Whistleblower laws are in place to protect employees from employer retaliation for reporting unlawful practices or unsafe workplaces. A person becomes a “whistleblower” when he or she takes action against illegal company practices, failing to fulfill safety standards, or violating state or federal regulations. Becoming a whistleblower presents an inevitable risk. However, you cannot be terminated, demoted, or penalized in any way by an employer for speaking up or refusing to participate in illegal or unsafe company conduct.
New Jersey has a broad whistleblower protection law entitled the Conscientious Employee Protection Act, also known as CEPA. This law prohibits all public and private employers, regardless of their size, from retaliating against an employee for taking any number of actions. Whistleblowing encompasses more than simply publicizing a company’s unlawful practices. It can take many forms, including reporting violations to state authorities, disclosing information to investigators, testifying against an employer, and refusing to participate in improper workplace conduct.
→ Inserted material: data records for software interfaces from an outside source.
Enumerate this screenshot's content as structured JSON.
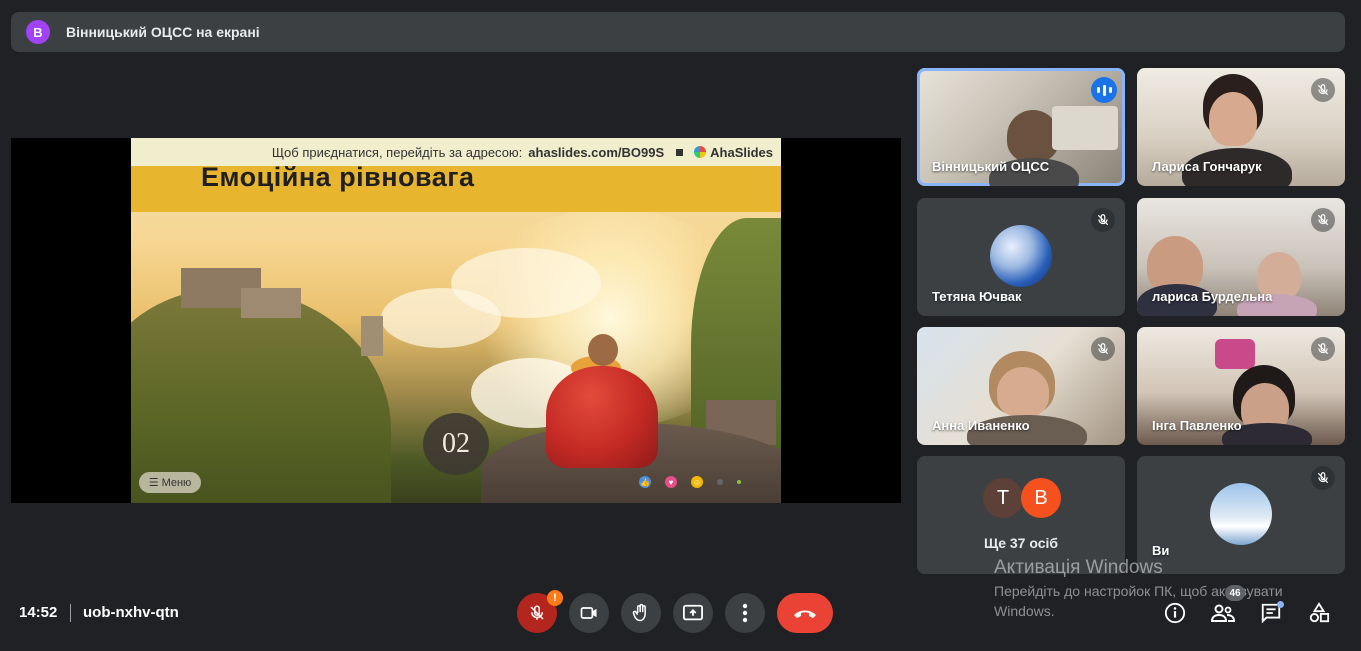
{
  "presenting_bar": {
    "avatar_letter": "В",
    "label": "Вінницький ОЦСС на екрані"
  },
  "slide": {
    "join_text": "Щоб приєднатися, перейдіть за адресою:",
    "join_url": "ahaslides.com/BO99S",
    "brand": "AhaSlides",
    "title": "Емоційна рівновага",
    "badge_number": "02",
    "menu_label": "Меню"
  },
  "participants": [
    {
      "name": "Вінницький ОЦСС",
      "state": "speaking"
    },
    {
      "name": "Лариса Гончарук",
      "state": "muted"
    },
    {
      "name": "Тетяна Ючвак",
      "state": "muted"
    },
    {
      "name": "лариса Бурдельна",
      "state": "muted"
    },
    {
      "name": "Анна Иваненко",
      "state": "muted"
    },
    {
      "name": "Інга Павленко",
      "state": "muted"
    },
    {
      "name": "Ви",
      "state": "muted"
    }
  ],
  "more_tile": {
    "letters": [
      "Т",
      "В"
    ],
    "label": "Ще 37 осіб"
  },
  "watermark": {
    "title": "Активація Windows",
    "subtitle": "Перейдіть до настройок ПК, щоб активувати Windows."
  },
  "bottom_bar": {
    "time": "14:52",
    "meeting_code": "uob-nxhv-qtn",
    "mic_alert": "!",
    "people_count": "46"
  },
  "colors": {
    "background": "#202124",
    "tile": "#3c4043",
    "accent_blue": "#1a73e8",
    "danger_red": "#ea4335",
    "alert_orange": "#fa7b17",
    "slide_header": "#e7b62e"
  }
}
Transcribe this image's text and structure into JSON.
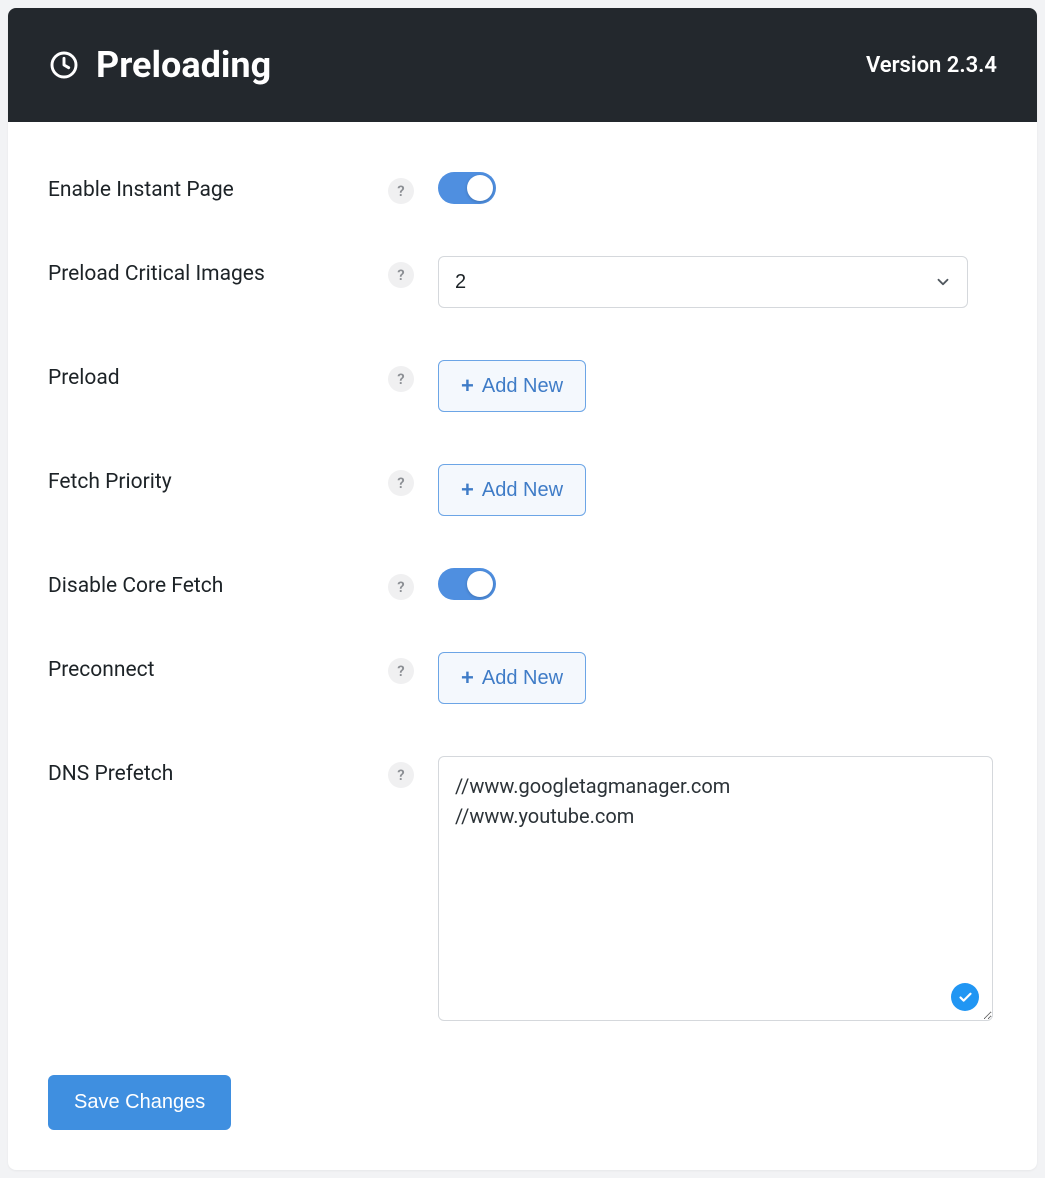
{
  "header": {
    "title": "Preloading",
    "version": "Version 2.3.4"
  },
  "labels": {
    "enable_instant_page": "Enable Instant Page",
    "preload_critical_images": "Preload Critical Images",
    "preload": "Preload",
    "fetch_priority": "Fetch Priority",
    "disable_core_fetch": "Disable Core Fetch",
    "preconnect": "Preconnect",
    "dns_prefetch": "DNS Prefetch"
  },
  "help_glyph": "?",
  "values": {
    "enable_instant_page": true,
    "preload_critical_images": "2",
    "disable_core_fetch": true,
    "dns_prefetch": "//www.googletagmanager.com\n//www.youtube.com"
  },
  "buttons": {
    "add_new": "Add New",
    "save": "Save Changes"
  }
}
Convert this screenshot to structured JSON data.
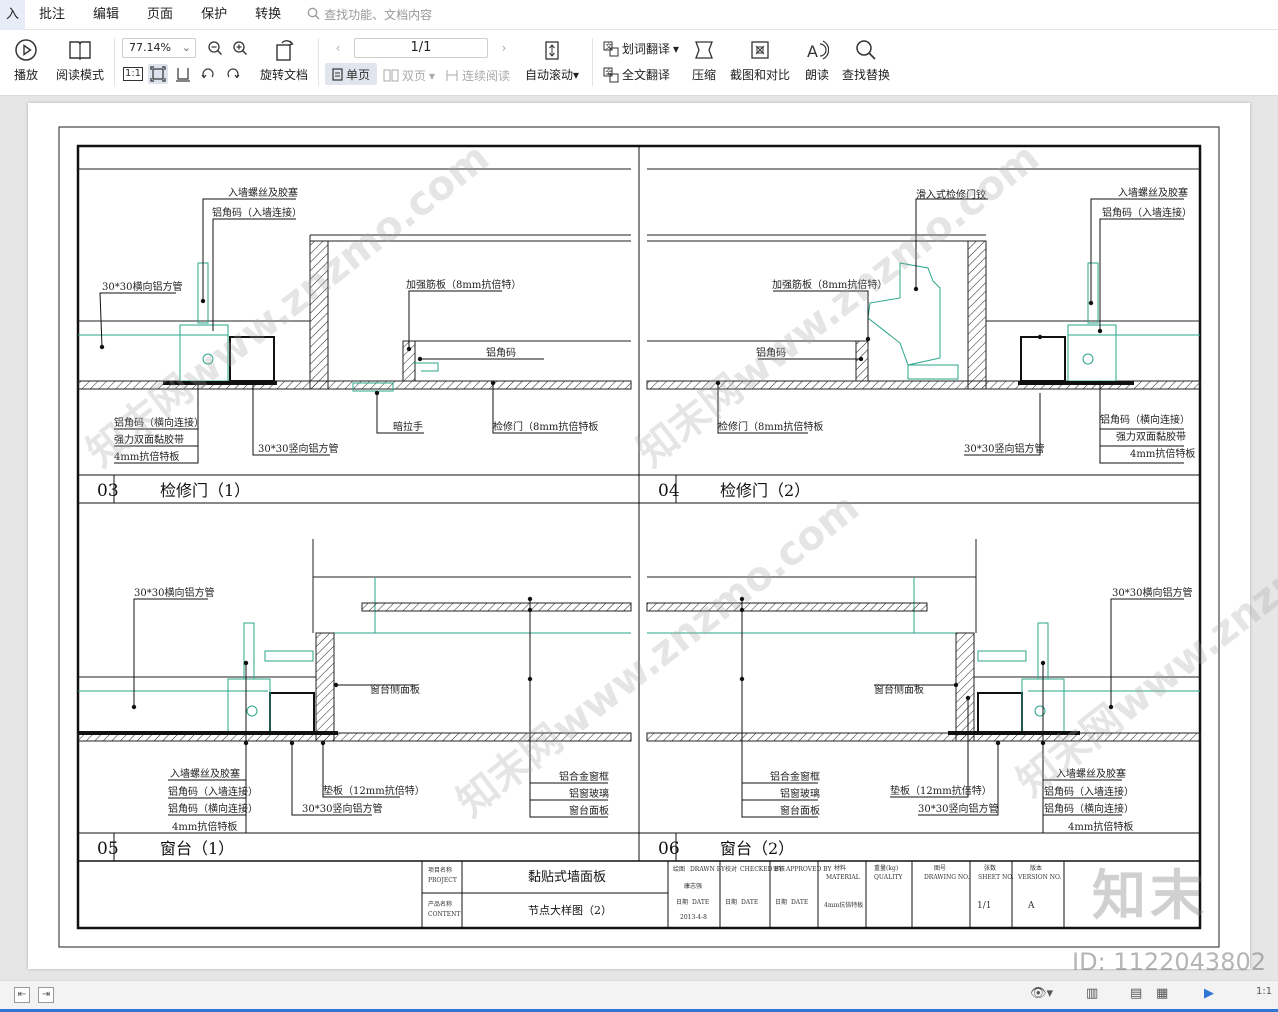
{
  "menu": {
    "items": [
      "入",
      "批注",
      "编辑",
      "页面",
      "保护",
      "转换"
    ],
    "search_placeholder": "查找功能、文档内容"
  },
  "toolbar": {
    "play": "播放",
    "read_mode": "阅读模式",
    "zoom": "77.14%",
    "rotate": "旋转文档",
    "page": "1/1",
    "single": "单页",
    "double": "双页",
    "continuous": "连续阅读",
    "auto_scroll": "自动滚动",
    "word_translate": "划词翻译",
    "full_translate": "全文翻译",
    "compress": "压缩",
    "screenshot_compare": "截图和对比",
    "read_aloud": "朗读",
    "find_replace": "查找替换",
    "fit_actual": "1:1"
  },
  "drawing": {
    "d03": {
      "num": "03",
      "title": "检修门（1）",
      "labels": [
        "入墙螺丝及胶塞",
        "铝角码（入墙连接）",
        "30*30横向铝方管",
        "加强筋板（8mm抗倍特）",
        "铝角码",
        "铝角码（横向连接）",
        "强力双面黏胶带",
        "4mm抗倍特板",
        "30*30竖向铝方管",
        "暗拉手",
        "检修门（8mm抗倍特板"
      ]
    },
    "d04": {
      "num": "04",
      "title": "检修门（2）",
      "labels": [
        "滑入式检修门铰",
        "入墙螺丝及胶塞",
        "铝角码（入墙连接）",
        "加强筋板（8mm抗倍特）",
        "铝角码",
        "检修门（8mm抗倍特板",
        "30*30竖向铝方管",
        "铝角码（横向连接）",
        "强力双面黏胶带",
        "4mm抗倍特板"
      ]
    },
    "d05": {
      "num": "05",
      "title": "窗台（1）",
      "labels": [
        "30*30横向铝方管",
        "窗台侧面板",
        "入墙螺丝及胶塞",
        "铝角码（入墙连接）",
        "铝角码（横向连接）",
        "4mm抗倍特板",
        "垫板（12mm抗倍特）",
        "30*30竖向铝方管",
        "铝合金窗框",
        "铝窗玻璃",
        "窗台面板"
      ]
    },
    "d06": {
      "num": "06",
      "title": "窗台（2）",
      "labels": [
        "30*30横向铝方管",
        "窗台侧面板",
        "铝合金窗框",
        "铝窗玻璃",
        "窗台面板",
        "垫板（12mm抗倍特）",
        "30*30竖向铝方管",
        "入墙螺丝及胶塞",
        "铝角码（入墙连接）",
        "铝角码（横向连接）",
        "4mm抗倍特板"
      ]
    },
    "titleblock": {
      "project_label": "项目名称",
      "project_label_en": "PROJECT",
      "project": "黏贴式墙面板",
      "content_label": "产品名称",
      "content_label_en": "CONTENT",
      "content": "节点大样图（2）",
      "drawn_label": "绘图",
      "drawn_en": "DRAWN BY",
      "drawer": "康志强",
      "date_label": "日期",
      "date_en": "DATE",
      "date": "2013-4-8",
      "checked_label": "校对",
      "checked_en": "CHECKED BY",
      "approved_label": "审核",
      "approved_en": "APPROVED BY",
      "material_label": "材料",
      "material_en": "MATERIAL",
      "material": "4mm抗倍特板",
      "weight_label": "重量(kg)",
      "weight_en": "QUALITY",
      "drawing_no_label": "图号",
      "drawing_no_en": "DRAWING NO.",
      "sheet_label": "张数",
      "sheet_en": "SHEET NO.",
      "sheet": "1/1",
      "version_label": "版本",
      "version_en": "VERSION NO.",
      "version": "A"
    },
    "watermark": "知末网www.znzmo.com",
    "brand": "知末",
    "image_id": "ID: 1122043802"
  },
  "colors": {
    "accent_blue": "#2e75d6",
    "cad_teal": "#2aa58a",
    "ribbon_bg": "#ffffff",
    "doc_bg": "#e6e6e6"
  }
}
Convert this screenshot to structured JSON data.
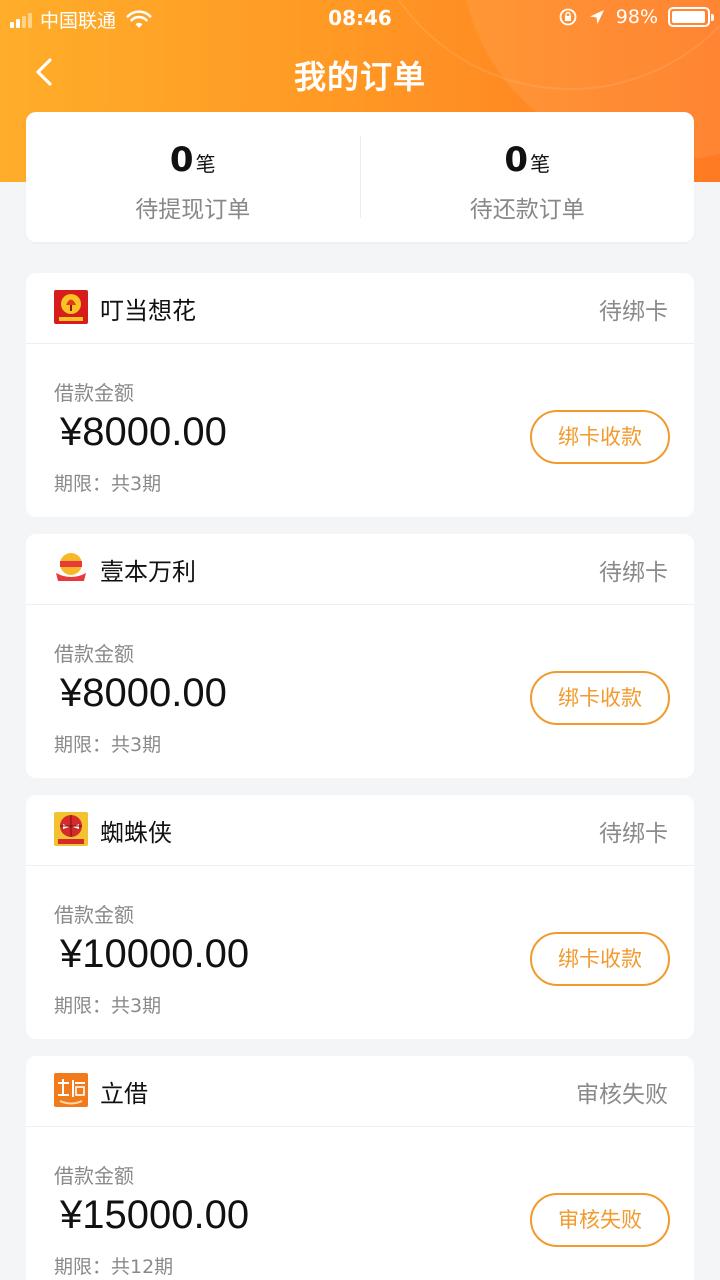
{
  "status_bar": {
    "carrier": "中国联通",
    "time": "08:46",
    "battery": "98%"
  },
  "header": {
    "title": "我的订单",
    "back_icon": "chevron-left-icon"
  },
  "summary": [
    {
      "count": "0",
      "unit": "笔",
      "label": "待提现订单"
    },
    {
      "count": "0",
      "unit": "笔",
      "label": "待还款订单"
    }
  ],
  "orders": [
    {
      "brand": "叮当想花",
      "status": "待绑卡",
      "amount_label": "借款金额",
      "amount": "¥8000.00",
      "term": "期限：共3期",
      "action": "绑卡收款",
      "logo": "bell-logo",
      "logo_color": "#d71c1c"
    },
    {
      "brand": "壹本万利",
      "status": "待绑卡",
      "amount_label": "借款金额",
      "amount": "¥8000.00",
      "term": "期限：共3期",
      "action": "绑卡收款",
      "logo": "ingot-logo",
      "logo_color": "#e83a3a"
    },
    {
      "brand": "蜘蛛侠",
      "status": "待绑卡",
      "amount_label": "借款金额",
      "amount": "¥10000.00",
      "term": "期限：共3期",
      "action": "绑卡收款",
      "logo": "spider-logo",
      "logo_color": "#f2c230"
    },
    {
      "brand": "立借",
      "status": "审核失败",
      "amount_label": "借款金额",
      "amount": "¥15000.00",
      "term": "期限：共12期",
      "action": "审核失败",
      "logo": "lijie-logo",
      "logo_color": "#f07a1c"
    }
  ],
  "colors": {
    "accent": "#f29a2e",
    "header_orange": "#ff8f24"
  }
}
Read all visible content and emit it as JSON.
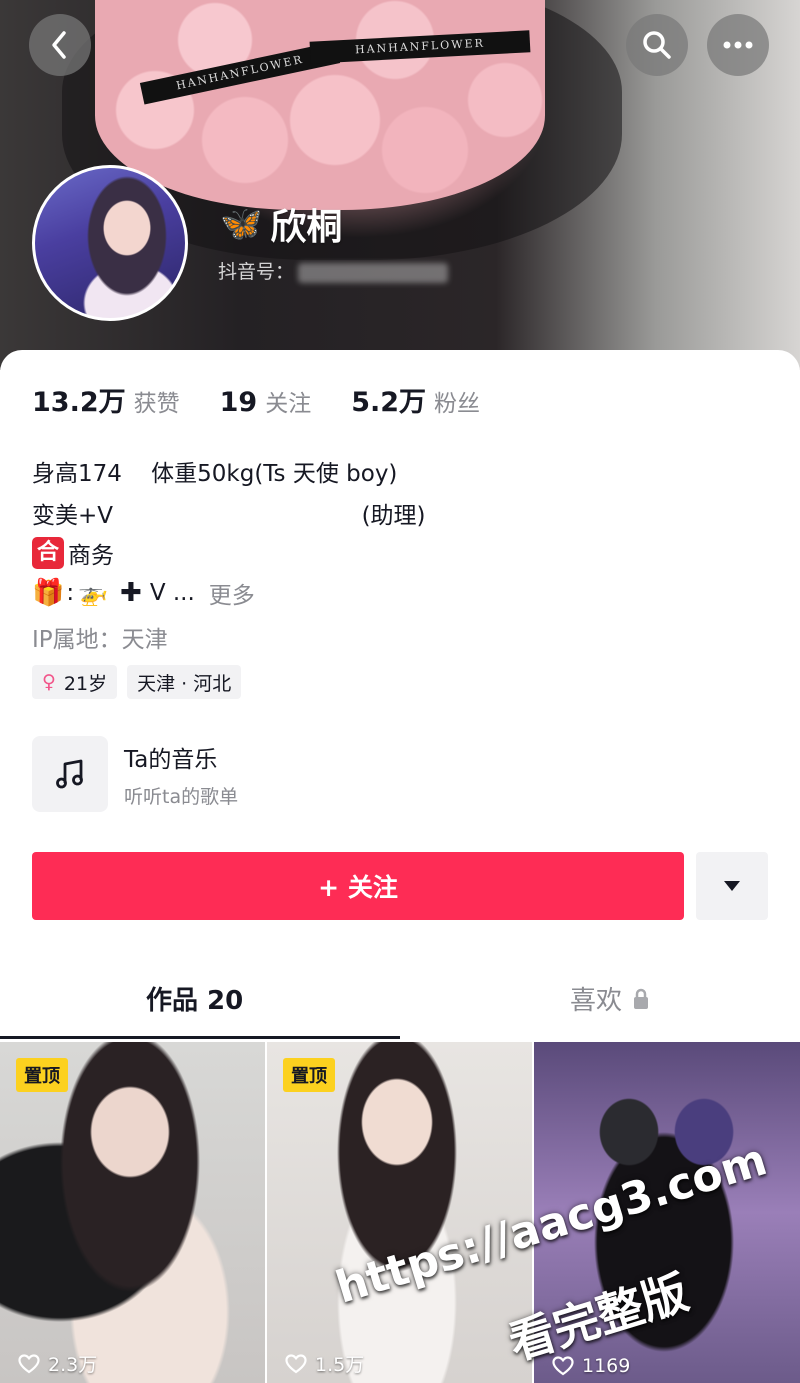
{
  "header": {
    "ribbon_text": "HANHANFLOWER",
    "back_icon": "chevron-left-icon",
    "search_icon": "search-icon",
    "more_icon": "more-dots-icon"
  },
  "profile": {
    "name_emoji": "🦋",
    "name": "欣桐",
    "douyin_id_label": "抖音号："
  },
  "stats": [
    {
      "num": "13.2万",
      "label": "获赞"
    },
    {
      "num": "19",
      "label": "关注"
    },
    {
      "num": "5.2万",
      "label": "粉丝"
    }
  ],
  "bio": {
    "line1": "身高174    体重50kg(Ts 天使 boy)",
    "line2": "变美+V                                  (助理)",
    "line3_badge": "合",
    "line3_text": "商务",
    "line4_gift": "🎁",
    "line4_colon": ":",
    "line4_heli": "🚁",
    "line4_plus": "✚",
    "line4_v": "V ...",
    "more": "更多",
    "ip": "IP属地：天津"
  },
  "tags": {
    "gender_symbol": "♀",
    "age": "21岁",
    "location": "天津 · 河北"
  },
  "music": {
    "icon": "music-note-icon",
    "title": "Ta的音乐",
    "subtitle": "听听ta的歌单"
  },
  "actions": {
    "follow": "+ 关注",
    "dropdown_icon": "caret-down-icon"
  },
  "tabs": {
    "works": "作品 20",
    "likes": "喜欢",
    "likes_lock_icon": "lock-icon"
  },
  "videos": [
    {
      "pinned": "置顶",
      "likes": "2.3万"
    },
    {
      "pinned": "置顶",
      "likes": "1.5万"
    },
    {
      "pinned": "",
      "likes": "1169"
    }
  ],
  "watermark": {
    "line1": "https://aacg3.com",
    "line2": "看完整版"
  },
  "colors": {
    "accent": "#fe2c55",
    "pin": "#fcd11f",
    "muted": "#8a8b91",
    "text": "#161823"
  }
}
According to CEPA, New Jersey employees are protected against retaliation if they take any of the following actions:
Both current and former employees are permitted to file claims under CEPA in New Jersey courts. CEPA also protects some independent contractors, not just employees. The New Jersey Supreme Court has indicated in two cases—Stomel v. City of Camden, 192 N.J. 137 (2007) and D’Annunzio v. Prudential Insurance Company of America, 192 N.J. 110 (2007)—that many employees who are considered to be independent contractors in other contexts may be considered to be employees under CEPA in the context of whistleblower claims.
New Jersey law permits employees to file claims seeking damages and other relief if their employer retaliates against them for “blowing the whistle” on illegal company activities. To prevail in a CEPA claim against your employer, you must prove that you reasonably believed that the employer’s conduct violated either a law, rule, regulation, or clear public policy. Note that you need to have been correct in your belief that the employer was violating the law to receive whistleblower protection under CEPA. You must only have had an “objectively reasonable belief” that the company was violating laws or standards, even if that reasonable belief was mistaken.
A successful claim for damages in a whistleblower case also requires evidence that you performed a “whistle-blowing activity,” meaning that you reported or threatened to report company misconduct, provided testimony in a case against your employer, or refused to participate in the type of behavior reported. Lastly, in order to win an employment retaliation case, the claimant must demonstrate that the employer took an adverse employment action, such as a demotion, termination, retaliatory transfer, reduction in pay, or the like, against the employee and a connection exists between the “whistle-blowing activity” and that adverse employment action.
If you have become a whistleblower and have been subject to retaliation from your employer as a result, it is critical to understand the protections guaranteed to you under the law and what you can do to if your employee protections under CEPA have been violated. For more information and to discuss your unique case, contact the employment attorneys at our firm today. We have represented numerous clients with whistleblower claims and will work tirelessly to achieve the best outcome, whether it be through an agreement with your employer or litigating your case in court.
Whistleblower & Retaliation Specialists